Hopkins County Commissioners Court continue delaying a decision on whether or not to approve an amended public health emergency disaster declaration Monday.
During the morning Hopkins County Judge Robert Newsom initially recommended extending the second amended disaster declaration he put in place April 20 following Governor Greg Abbott’s April 17 updated orders related to COVID-19 measures. This would allow it to stay in place reflecting the current orders in place from the state, and could be updated if the Governor in his address this afternoon makes changes to the restrictions. The court then could hold a special session or emergency meeting as needed to update the declaration for those changes.
Precinct 3 Commissioner Wade Bartley asked whether the order needed to be extended this morning to reflect the Governor’s previous orders if they very likely will change this afternoon.
Newsom acknowledge that the order for the county would likely need to be amended a third time to match any changes announced at the 2:30 p.m. press conference at the state level.
He said he is very grateful Hopkins County is doing very well, with all four of the diagnosed positive patients well and recovered from COVID-19. The county needs to keep doing well. There have been no new cases in over 3 weeks.
It was pointed out that a nursing home in Paris over the weekend had numerous patients test positive for COVID-19, escalating the numbers for that county significantly higher. While Hopkins County nursing homes and senior citizens hoe have done very well, Hopkins County still must protect residents.
Precinct 2 Commissioner Greg Anglin said while he doesn’t want to go against the state order, he feels it is important to get the ball rolling toward reopening all businesses in Hopkins County as soon as possible.
Bartley noted that the businesses hurt worst by the shutdown of all except essential businesses have been mom and pop style small businesses.
Precinct 1 Commissioner Mickey Barker said it is his opinion that the businesses should be responsible for what goes on at their location. Each should be expected to sanitize things regularly. People should wear masks if they wish when going out in public. It should be up to the individual or business what health safety measures they take.
Precinct 4 Commissioner Joe Price said he’s taken at least one call from individuals who indicated they were very close to having to go out of business due to the COVID-19 regulations for business closures.
“Is it the government’s responsibility to control common sense?” Barker asked.
Bartley said extending the order wouldn’t match if the Governor today issues guidelines resending the closures and allowing businesses to open back up.
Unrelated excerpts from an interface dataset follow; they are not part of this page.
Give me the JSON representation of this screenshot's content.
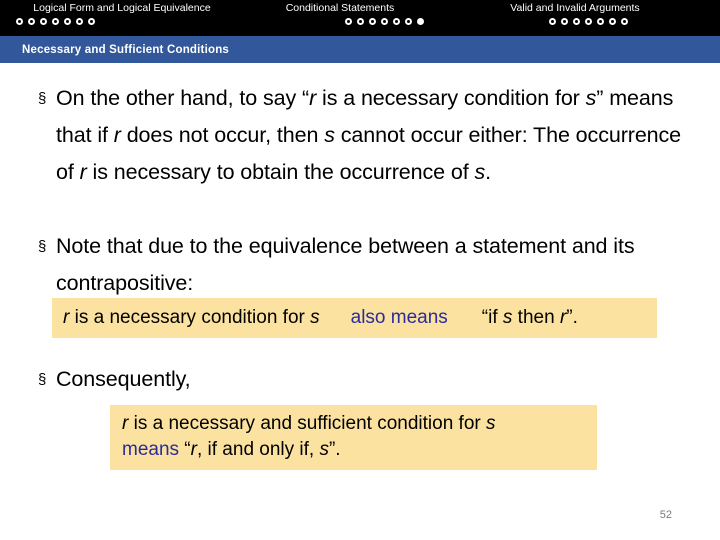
{
  "topnav": {
    "sections": [
      {
        "label": "Logical Form and Logical Equivalence",
        "dots_total": 7,
        "dots_filled_index": -1
      },
      {
        "label": "Conditional Statements",
        "dots_total": 7,
        "dots_filled_index": 6
      },
      {
        "label": "Valid and Invalid Arguments",
        "dots_total": 7,
        "dots_filled_index": -1
      }
    ]
  },
  "titlebar": {
    "title": "Necessary and Sufficient Conditions",
    "color": "#33579B"
  },
  "content": {
    "bullet_mark": "§",
    "bullets": [
      {
        "id": "bullet-1",
        "parts": [
          {
            "text": "On the other hand, to say “",
            "style": "normal"
          },
          {
            "text": "r",
            "style": "italic"
          },
          {
            "text": " is a necessary condition for ",
            "style": "normal"
          },
          {
            "text": "s",
            "style": "italic"
          },
          {
            "text": "” means that if ",
            "style": "normal"
          },
          {
            "text": "r",
            "style": "italic"
          },
          {
            "text": " does not occur, then ",
            "style": "normal"
          },
          {
            "text": "s",
            "style": "italic"
          },
          {
            "text": " cannot occur either: The occurrence of ",
            "style": "normal"
          },
          {
            "text": "r",
            "style": "italic"
          },
          {
            "text": " is necessary to obtain the occurrence of ",
            "style": "normal"
          },
          {
            "text": "s",
            "style": "italic"
          },
          {
            "text": ".",
            "style": "normal"
          }
        ]
      },
      {
        "id": "bullet-2",
        "parts": [
          {
            "text": "Note that due to the equivalence between a statement and its contrapositive:",
            "style": "normal"
          }
        ]
      },
      {
        "id": "bullet-3",
        "parts": [
          {
            "text": "Consequently,",
            "style": "normal"
          }
        ]
      }
    ]
  },
  "highlight_box_1": {
    "background": "#FBE2A0",
    "segment_a": [
      {
        "text": "r",
        "style": "italic"
      },
      {
        "text": " is a necessary condition for ",
        "style": "normal"
      },
      {
        "text": "s",
        "style": "italic"
      }
    ],
    "segment_b": [
      {
        "text": "also means",
        "style": "normal"
      }
    ],
    "segment_b_color": "#2B2B9C",
    "segment_c": [
      {
        "text": "“if ",
        "style": "normal"
      },
      {
        "text": "s",
        "style": "italic"
      },
      {
        "text": " then ",
        "style": "normal"
      },
      {
        "text": "r",
        "style": "italic"
      },
      {
        "text": "”.",
        "style": "normal"
      }
    ]
  },
  "highlight_box_2": {
    "background": "#FBE2A0",
    "line_1": [
      {
        "text": "r",
        "style": "italic"
      },
      {
        "text": " is a necessary and sufficient condition for ",
        "style": "normal"
      },
      {
        "text": "s",
        "style": "italic"
      }
    ],
    "line_2": [
      {
        "text": "means",
        "style": "normal",
        "color": "#2B2B9C"
      },
      {
        "text": " “",
        "style": "normal"
      },
      {
        "text": "r",
        "style": "italic"
      },
      {
        "text": ", if and only if, ",
        "style": "normal"
      },
      {
        "text": "s",
        "style": "italic"
      },
      {
        "text": "”.",
        "style": "normal"
      }
    ]
  },
  "footer": {
    "page_number": "52"
  }
}
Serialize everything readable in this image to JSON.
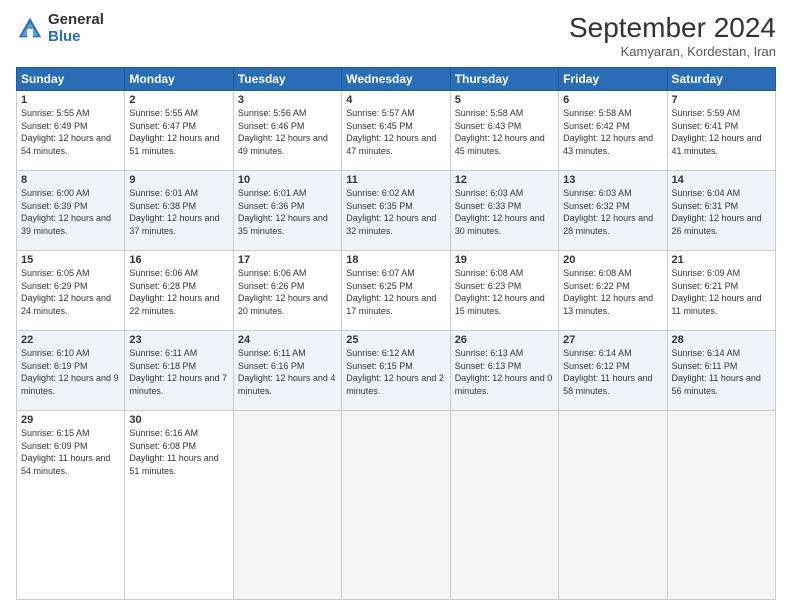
{
  "logo": {
    "general": "General",
    "blue": "Blue"
  },
  "title": "September 2024",
  "subtitle": "Kamyaran, Kordestan, Iran",
  "weekdays": [
    "Sunday",
    "Monday",
    "Tuesday",
    "Wednesday",
    "Thursday",
    "Friday",
    "Saturday"
  ],
  "weeks": [
    [
      {
        "day": "1",
        "sunrise": "5:55 AM",
        "sunset": "6:49 PM",
        "daylight": "12 hours and 54 minutes."
      },
      {
        "day": "2",
        "sunrise": "5:55 AM",
        "sunset": "6:47 PM",
        "daylight": "12 hours and 51 minutes."
      },
      {
        "day": "3",
        "sunrise": "5:56 AM",
        "sunset": "6:46 PM",
        "daylight": "12 hours and 49 minutes."
      },
      {
        "day": "4",
        "sunrise": "5:57 AM",
        "sunset": "6:45 PM",
        "daylight": "12 hours and 47 minutes."
      },
      {
        "day": "5",
        "sunrise": "5:58 AM",
        "sunset": "6:43 PM",
        "daylight": "12 hours and 45 minutes."
      },
      {
        "day": "6",
        "sunrise": "5:58 AM",
        "sunset": "6:42 PM",
        "daylight": "12 hours and 43 minutes."
      },
      {
        "day": "7",
        "sunrise": "5:59 AM",
        "sunset": "6:41 PM",
        "daylight": "12 hours and 41 minutes."
      }
    ],
    [
      {
        "day": "8",
        "sunrise": "6:00 AM",
        "sunset": "6:39 PM",
        "daylight": "12 hours and 39 minutes."
      },
      {
        "day": "9",
        "sunrise": "6:01 AM",
        "sunset": "6:38 PM",
        "daylight": "12 hours and 37 minutes."
      },
      {
        "day": "10",
        "sunrise": "6:01 AM",
        "sunset": "6:36 PM",
        "daylight": "12 hours and 35 minutes."
      },
      {
        "day": "11",
        "sunrise": "6:02 AM",
        "sunset": "6:35 PM",
        "daylight": "12 hours and 32 minutes."
      },
      {
        "day": "12",
        "sunrise": "6:03 AM",
        "sunset": "6:33 PM",
        "daylight": "12 hours and 30 minutes."
      },
      {
        "day": "13",
        "sunrise": "6:03 AM",
        "sunset": "6:32 PM",
        "daylight": "12 hours and 28 minutes."
      },
      {
        "day": "14",
        "sunrise": "6:04 AM",
        "sunset": "6:31 PM",
        "daylight": "12 hours and 26 minutes."
      }
    ],
    [
      {
        "day": "15",
        "sunrise": "6:05 AM",
        "sunset": "6:29 PM",
        "daylight": "12 hours and 24 minutes."
      },
      {
        "day": "16",
        "sunrise": "6:06 AM",
        "sunset": "6:28 PM",
        "daylight": "12 hours and 22 minutes."
      },
      {
        "day": "17",
        "sunrise": "6:06 AM",
        "sunset": "6:26 PM",
        "daylight": "12 hours and 20 minutes."
      },
      {
        "day": "18",
        "sunrise": "6:07 AM",
        "sunset": "6:25 PM",
        "daylight": "12 hours and 17 minutes."
      },
      {
        "day": "19",
        "sunrise": "6:08 AM",
        "sunset": "6:23 PM",
        "daylight": "12 hours and 15 minutes."
      },
      {
        "day": "20",
        "sunrise": "6:08 AM",
        "sunset": "6:22 PM",
        "daylight": "12 hours and 13 minutes."
      },
      {
        "day": "21",
        "sunrise": "6:09 AM",
        "sunset": "6:21 PM",
        "daylight": "12 hours and 11 minutes."
      }
    ],
    [
      {
        "day": "22",
        "sunrise": "6:10 AM",
        "sunset": "6:19 PM",
        "daylight": "12 hours and 9 minutes."
      },
      {
        "day": "23",
        "sunrise": "6:11 AM",
        "sunset": "6:18 PM",
        "daylight": "12 hours and 7 minutes."
      },
      {
        "day": "24",
        "sunrise": "6:11 AM",
        "sunset": "6:16 PM",
        "daylight": "12 hours and 4 minutes."
      },
      {
        "day": "25",
        "sunrise": "6:12 AM",
        "sunset": "6:15 PM",
        "daylight": "12 hours and 2 minutes."
      },
      {
        "day": "26",
        "sunrise": "6:13 AM",
        "sunset": "6:13 PM",
        "daylight": "12 hours and 0 minutes."
      },
      {
        "day": "27",
        "sunrise": "6:14 AM",
        "sunset": "6:12 PM",
        "daylight": "11 hours and 58 minutes."
      },
      {
        "day": "28",
        "sunrise": "6:14 AM",
        "sunset": "6:11 PM",
        "daylight": "11 hours and 56 minutes."
      }
    ],
    [
      {
        "day": "29",
        "sunrise": "6:15 AM",
        "sunset": "6:09 PM",
        "daylight": "11 hours and 54 minutes."
      },
      {
        "day": "30",
        "sunrise": "6:16 AM",
        "sunset": "6:08 PM",
        "daylight": "11 hours and 51 minutes."
      },
      null,
      null,
      null,
      null,
      null
    ]
  ]
}
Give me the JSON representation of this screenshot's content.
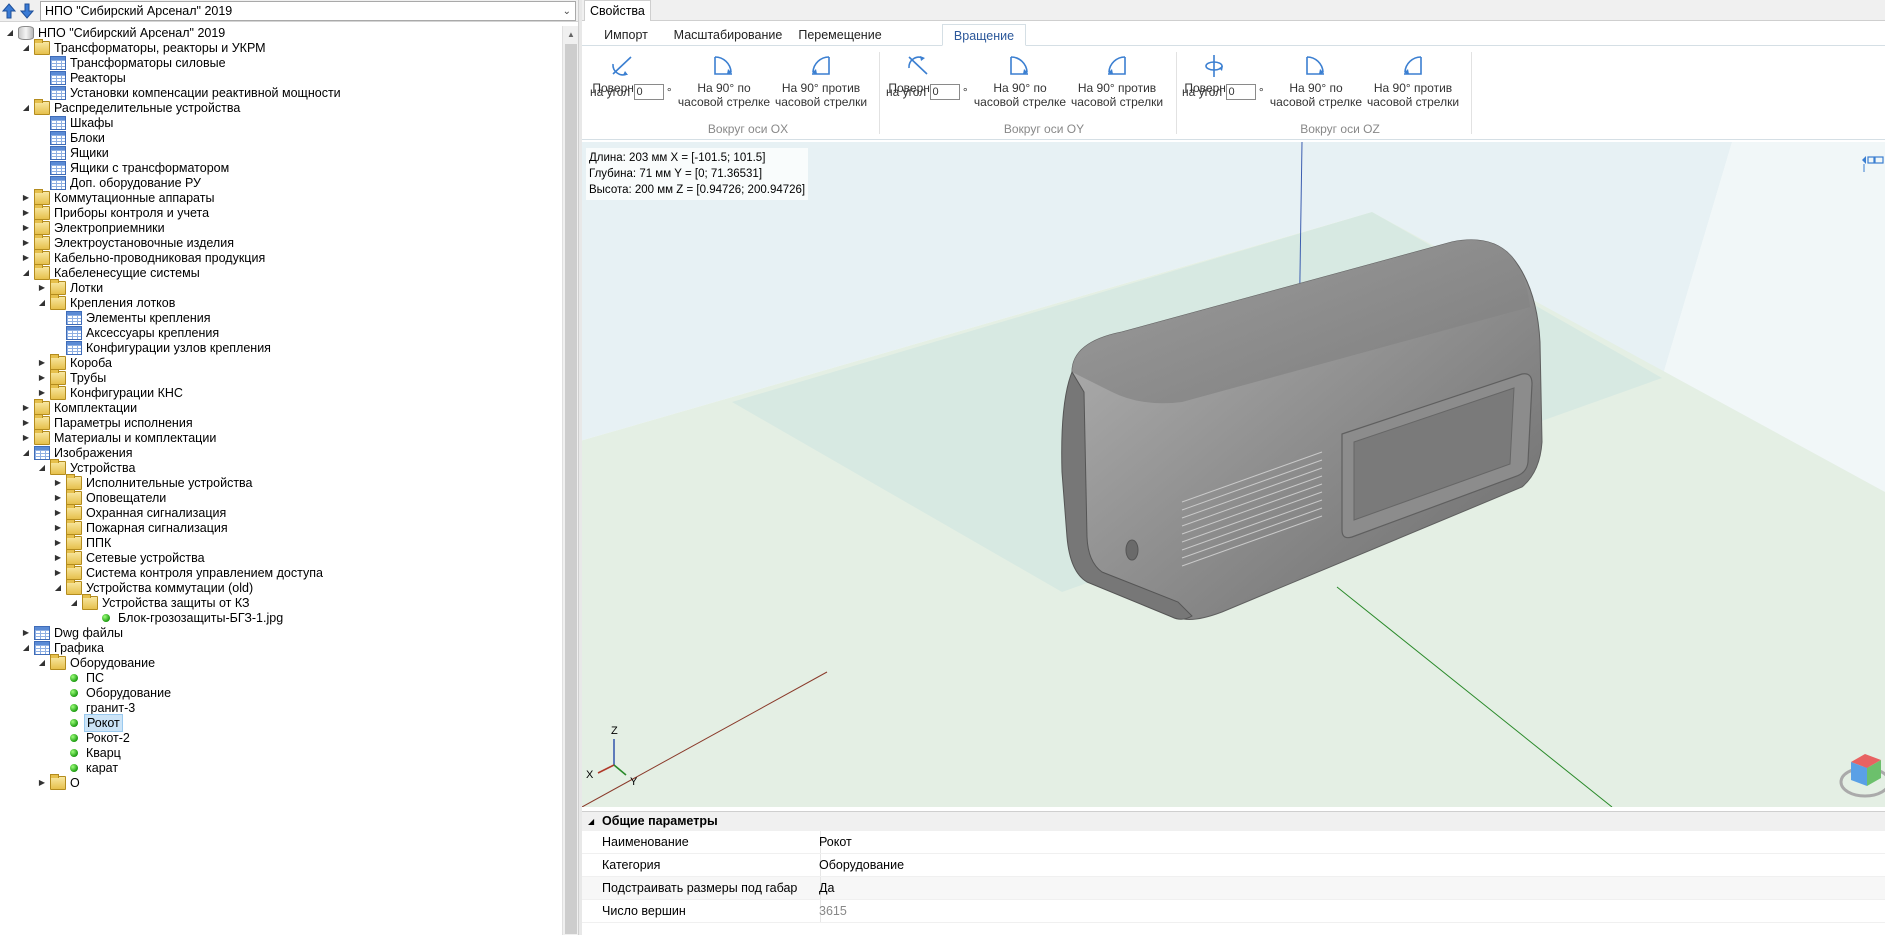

After the discussion, Newsom’s motion and the second to withdraw the motion to extend the amended declaration were taken back. The court entered into recess, with the intent to reconvene after the governor’s press conference this afternoon, to determine what if any action will be taken regarding an extension of the public health safety disaster declaration. If no action is taken, the second amended county disaster declaration put on by Newsom last week will expire.
A work session with the various county departments convened in the interim.
The court reconvened in regular session following the Governor’s afternoon press conference. They discussed the changes outlined by Governor Greg Abbott in executive order 18, which will start May 1. Retail businesses libraries, museums, dine-in restaurants, movie theaters and shopping malls are allowed to reopen for in-store shopping and business with occupancy limited to 25 percent in each, with options to open up to 50 percent occupancy in counties that have five or fewer COVID-19 cases. Certain guidelines must be followed as well.
Local government operations for permitting, records and document filing services may reopen as well. Golf courses can reopen, and outdoor sports with up to four participants with distancing parameters observed may be reopened. Individuals working alone in an office too may provide services under the new order.
Nursing homes and facilities of that nature will remain closed to visitors during Phase I of the Governor’s plan to reopen state services and businesses.
Churches can conduct religious services provided they observe social distancing.
Hopkins County Regional Civic Center General Manager Lonnie Fox asked what that would mean for events at the Civic Center. Most gatherings, especially large gatherings, are still a ways off — until at least May 18 when the Governor said Phase II could potentially go into effect if Texans continues to do their part, observing guidelines, to reduce the spread of COVID-19.
Concern was expressed by the commissioners and judge for some businesses that were not specifically listed to reopen.
The Commissioners Court agreed to once again recess the meeting, which is to resume at 10 a.m. Tuesday, April 28. That will give Newsom and the commissioners more time to delve into the guidelines and potentially recommend and consider approving a second amended disaster declaration in accordance with the Executive Order 18.